BEGIN Provided data
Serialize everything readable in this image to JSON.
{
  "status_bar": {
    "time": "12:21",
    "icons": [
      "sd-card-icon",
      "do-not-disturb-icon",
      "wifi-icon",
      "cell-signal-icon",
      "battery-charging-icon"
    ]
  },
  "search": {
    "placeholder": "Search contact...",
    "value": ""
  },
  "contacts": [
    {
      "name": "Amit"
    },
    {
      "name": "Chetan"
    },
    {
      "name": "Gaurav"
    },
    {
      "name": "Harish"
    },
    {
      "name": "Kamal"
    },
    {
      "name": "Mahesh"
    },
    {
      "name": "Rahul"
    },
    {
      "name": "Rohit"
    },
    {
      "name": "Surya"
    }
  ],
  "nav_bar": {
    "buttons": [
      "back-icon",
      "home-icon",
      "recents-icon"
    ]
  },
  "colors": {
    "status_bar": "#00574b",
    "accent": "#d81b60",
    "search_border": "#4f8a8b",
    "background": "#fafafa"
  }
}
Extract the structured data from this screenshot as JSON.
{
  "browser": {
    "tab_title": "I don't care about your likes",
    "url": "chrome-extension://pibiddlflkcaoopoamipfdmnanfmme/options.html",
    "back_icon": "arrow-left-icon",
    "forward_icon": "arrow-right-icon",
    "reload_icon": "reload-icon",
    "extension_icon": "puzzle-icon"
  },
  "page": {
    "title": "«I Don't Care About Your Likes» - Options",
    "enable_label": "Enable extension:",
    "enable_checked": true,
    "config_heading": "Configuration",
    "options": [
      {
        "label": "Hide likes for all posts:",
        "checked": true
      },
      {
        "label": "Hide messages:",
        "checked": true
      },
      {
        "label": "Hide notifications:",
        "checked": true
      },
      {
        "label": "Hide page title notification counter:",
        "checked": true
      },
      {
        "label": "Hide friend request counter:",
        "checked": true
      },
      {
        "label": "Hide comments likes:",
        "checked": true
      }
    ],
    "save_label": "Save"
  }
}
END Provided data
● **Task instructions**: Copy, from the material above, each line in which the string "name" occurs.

● **Exercise solution**:
      "name": "Amit"
      "name": "Chetan"
      "name": "Gaurav"
      "name": "Harish"
      "name": "Kamal"
      "name": "Mahesh"
      "name": "Rahul"
      "name": "Rohit"
      "name": "Surya"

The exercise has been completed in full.